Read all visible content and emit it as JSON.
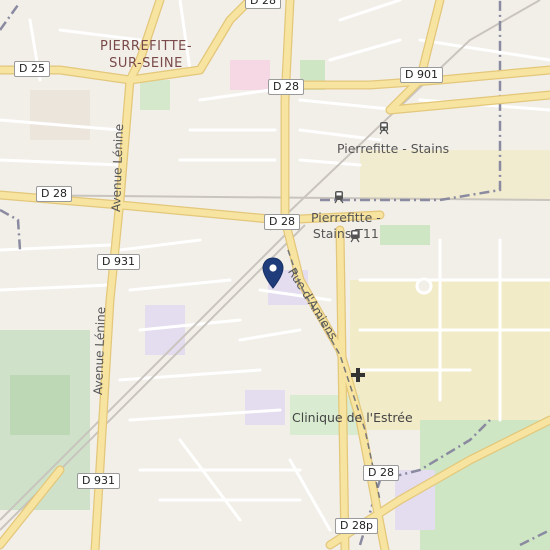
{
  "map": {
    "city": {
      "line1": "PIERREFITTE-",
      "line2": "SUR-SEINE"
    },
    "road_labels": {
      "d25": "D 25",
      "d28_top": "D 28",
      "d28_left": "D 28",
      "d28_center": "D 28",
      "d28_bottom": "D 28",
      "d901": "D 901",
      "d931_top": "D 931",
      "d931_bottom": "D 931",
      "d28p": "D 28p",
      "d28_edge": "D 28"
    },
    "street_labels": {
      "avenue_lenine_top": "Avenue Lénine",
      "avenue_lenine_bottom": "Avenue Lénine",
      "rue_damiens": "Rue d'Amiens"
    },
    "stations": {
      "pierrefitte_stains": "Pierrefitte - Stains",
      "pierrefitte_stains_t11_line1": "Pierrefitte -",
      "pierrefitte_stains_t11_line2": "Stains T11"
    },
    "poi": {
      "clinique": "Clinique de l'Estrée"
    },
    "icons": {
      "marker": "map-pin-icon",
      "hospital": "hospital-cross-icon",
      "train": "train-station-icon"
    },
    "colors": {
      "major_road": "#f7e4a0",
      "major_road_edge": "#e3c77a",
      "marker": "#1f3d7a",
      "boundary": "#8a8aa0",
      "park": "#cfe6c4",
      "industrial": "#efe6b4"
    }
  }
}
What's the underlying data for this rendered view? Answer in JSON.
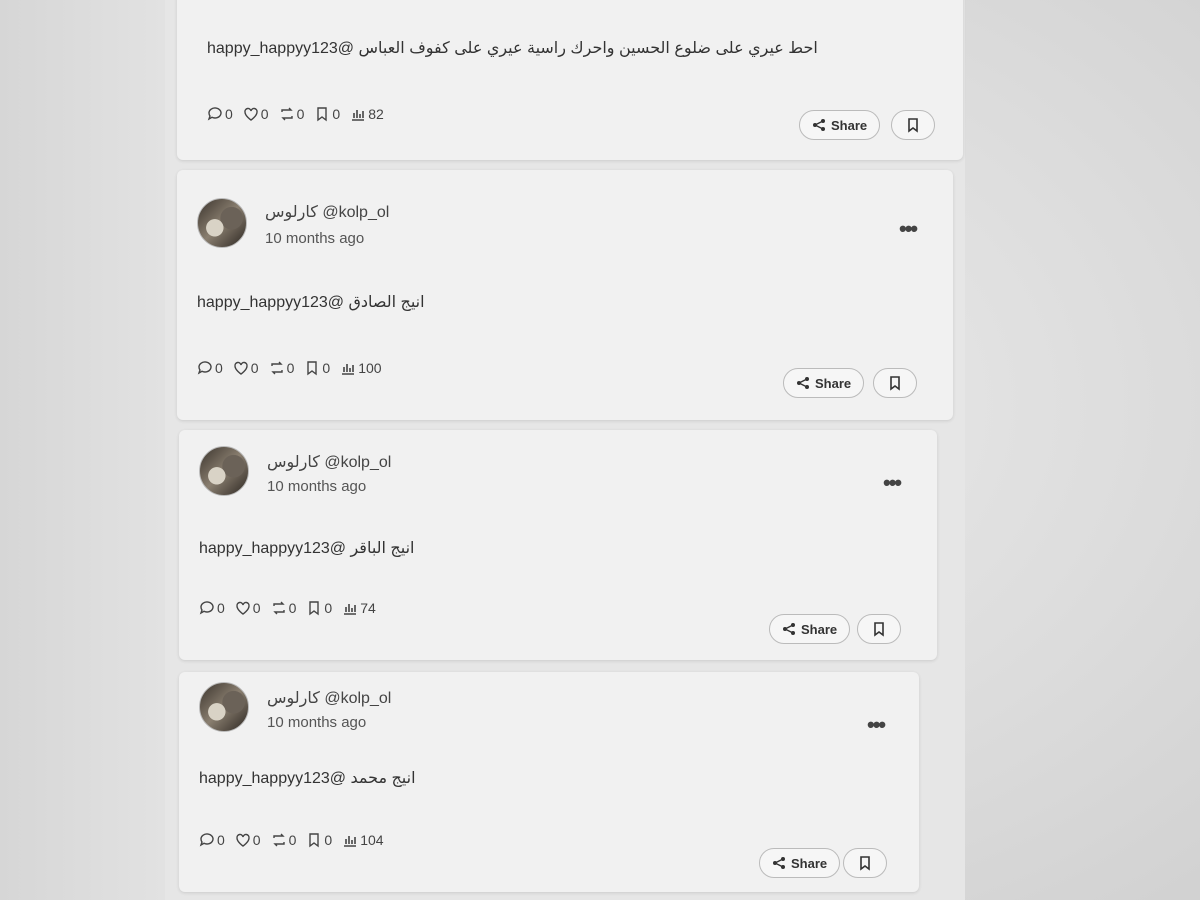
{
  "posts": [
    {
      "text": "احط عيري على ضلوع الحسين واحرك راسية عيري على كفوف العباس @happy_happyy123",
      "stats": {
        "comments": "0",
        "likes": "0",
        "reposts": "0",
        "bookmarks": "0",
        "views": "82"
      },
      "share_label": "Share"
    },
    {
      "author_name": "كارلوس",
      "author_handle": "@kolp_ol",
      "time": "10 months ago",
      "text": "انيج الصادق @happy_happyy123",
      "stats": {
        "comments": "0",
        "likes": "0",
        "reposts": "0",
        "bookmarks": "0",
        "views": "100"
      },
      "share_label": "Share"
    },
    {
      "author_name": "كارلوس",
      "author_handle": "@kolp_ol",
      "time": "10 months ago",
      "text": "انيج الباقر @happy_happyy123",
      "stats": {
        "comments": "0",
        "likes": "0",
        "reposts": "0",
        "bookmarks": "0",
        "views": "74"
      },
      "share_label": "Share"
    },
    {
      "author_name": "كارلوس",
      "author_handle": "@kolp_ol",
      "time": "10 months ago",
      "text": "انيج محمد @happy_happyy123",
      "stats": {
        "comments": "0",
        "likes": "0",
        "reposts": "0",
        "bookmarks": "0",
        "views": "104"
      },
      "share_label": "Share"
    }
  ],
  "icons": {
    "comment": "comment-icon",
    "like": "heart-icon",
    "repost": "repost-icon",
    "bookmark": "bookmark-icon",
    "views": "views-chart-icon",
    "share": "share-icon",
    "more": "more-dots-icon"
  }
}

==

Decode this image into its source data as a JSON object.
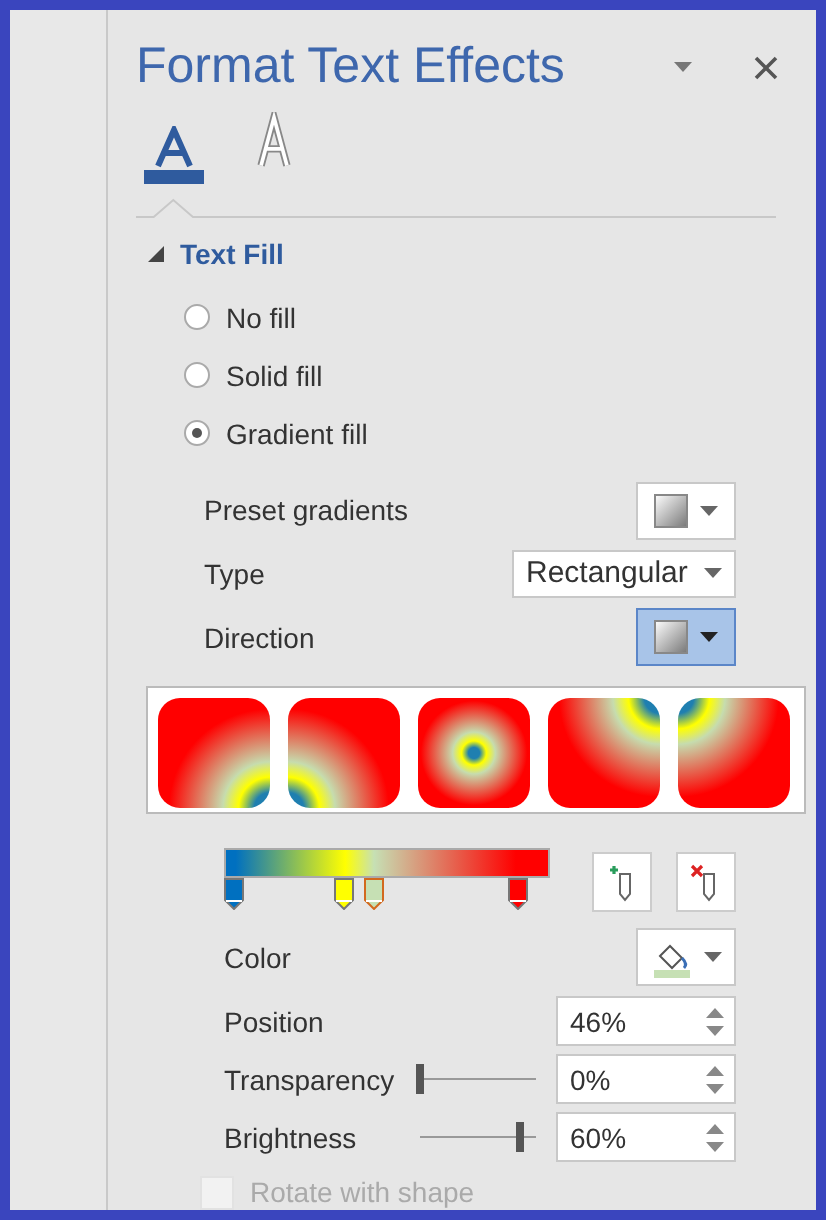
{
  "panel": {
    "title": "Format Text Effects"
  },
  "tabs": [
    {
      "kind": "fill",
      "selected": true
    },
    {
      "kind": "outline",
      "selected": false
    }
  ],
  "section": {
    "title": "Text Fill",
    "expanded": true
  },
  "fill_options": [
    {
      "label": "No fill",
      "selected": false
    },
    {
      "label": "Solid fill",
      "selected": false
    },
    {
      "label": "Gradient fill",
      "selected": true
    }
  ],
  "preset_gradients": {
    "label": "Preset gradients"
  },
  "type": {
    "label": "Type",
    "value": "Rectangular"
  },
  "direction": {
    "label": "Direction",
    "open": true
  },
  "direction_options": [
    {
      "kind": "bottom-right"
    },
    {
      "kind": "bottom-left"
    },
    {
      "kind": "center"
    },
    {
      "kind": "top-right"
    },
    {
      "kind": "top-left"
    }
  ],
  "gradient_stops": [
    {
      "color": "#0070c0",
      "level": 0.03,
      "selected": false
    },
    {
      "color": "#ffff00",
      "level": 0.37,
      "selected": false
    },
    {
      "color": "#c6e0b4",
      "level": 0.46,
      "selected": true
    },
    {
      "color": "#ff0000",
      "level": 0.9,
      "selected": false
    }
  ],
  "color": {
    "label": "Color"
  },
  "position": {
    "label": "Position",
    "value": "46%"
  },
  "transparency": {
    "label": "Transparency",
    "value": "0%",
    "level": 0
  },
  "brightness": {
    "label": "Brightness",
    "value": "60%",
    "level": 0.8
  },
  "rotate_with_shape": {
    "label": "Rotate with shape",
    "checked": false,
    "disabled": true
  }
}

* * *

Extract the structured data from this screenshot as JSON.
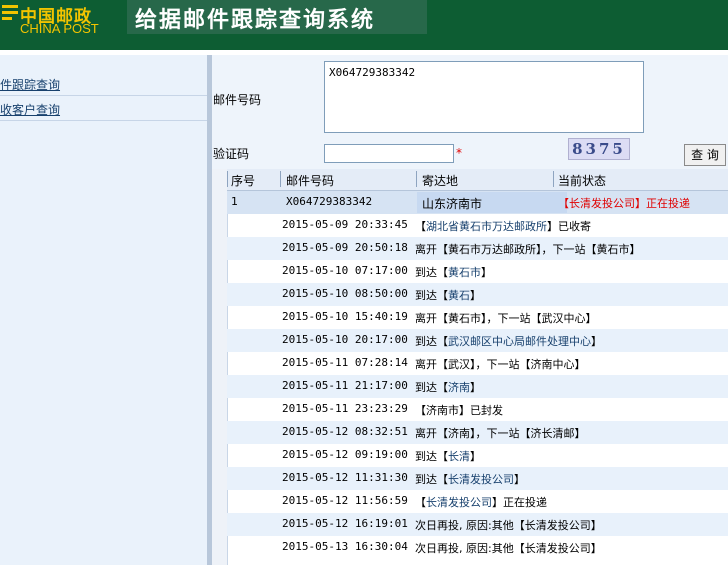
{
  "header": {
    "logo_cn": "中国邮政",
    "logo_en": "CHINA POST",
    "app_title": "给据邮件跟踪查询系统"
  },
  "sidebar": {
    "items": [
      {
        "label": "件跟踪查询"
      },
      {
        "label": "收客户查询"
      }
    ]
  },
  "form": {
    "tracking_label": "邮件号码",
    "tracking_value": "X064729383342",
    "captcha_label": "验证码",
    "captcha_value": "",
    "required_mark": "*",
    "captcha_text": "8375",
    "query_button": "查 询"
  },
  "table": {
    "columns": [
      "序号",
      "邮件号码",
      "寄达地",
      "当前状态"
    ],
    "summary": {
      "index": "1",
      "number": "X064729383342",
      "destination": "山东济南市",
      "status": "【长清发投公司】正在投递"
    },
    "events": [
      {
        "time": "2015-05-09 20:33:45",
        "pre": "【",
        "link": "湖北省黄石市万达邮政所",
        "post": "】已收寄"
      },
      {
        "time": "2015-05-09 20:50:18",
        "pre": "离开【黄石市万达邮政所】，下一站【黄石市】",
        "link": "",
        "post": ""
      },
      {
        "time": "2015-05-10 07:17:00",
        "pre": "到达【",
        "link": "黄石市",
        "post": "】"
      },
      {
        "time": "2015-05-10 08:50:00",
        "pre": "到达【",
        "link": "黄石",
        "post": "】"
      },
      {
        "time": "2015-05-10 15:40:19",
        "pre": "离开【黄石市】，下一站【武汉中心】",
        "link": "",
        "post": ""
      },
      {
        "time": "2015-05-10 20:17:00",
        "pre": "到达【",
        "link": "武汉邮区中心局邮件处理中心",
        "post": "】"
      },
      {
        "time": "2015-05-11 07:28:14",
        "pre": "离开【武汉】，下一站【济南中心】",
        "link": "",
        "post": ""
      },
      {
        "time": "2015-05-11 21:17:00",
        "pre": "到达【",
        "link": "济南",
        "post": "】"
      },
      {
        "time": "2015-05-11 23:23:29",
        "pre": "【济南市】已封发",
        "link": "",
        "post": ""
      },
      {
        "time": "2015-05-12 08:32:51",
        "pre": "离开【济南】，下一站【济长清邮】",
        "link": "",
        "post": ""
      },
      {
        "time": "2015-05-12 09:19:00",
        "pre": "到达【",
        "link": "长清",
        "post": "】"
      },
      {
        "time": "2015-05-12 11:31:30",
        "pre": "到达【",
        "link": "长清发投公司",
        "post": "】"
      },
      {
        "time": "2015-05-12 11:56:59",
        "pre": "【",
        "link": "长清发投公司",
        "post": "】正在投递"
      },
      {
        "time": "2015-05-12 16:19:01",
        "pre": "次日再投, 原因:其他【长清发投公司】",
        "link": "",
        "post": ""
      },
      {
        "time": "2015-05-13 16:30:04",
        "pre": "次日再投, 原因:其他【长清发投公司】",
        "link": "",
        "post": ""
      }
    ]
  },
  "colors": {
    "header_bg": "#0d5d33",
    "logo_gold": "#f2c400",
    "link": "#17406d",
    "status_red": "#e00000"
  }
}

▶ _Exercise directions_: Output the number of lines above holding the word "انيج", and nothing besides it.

▶ _Solution for this task_: 3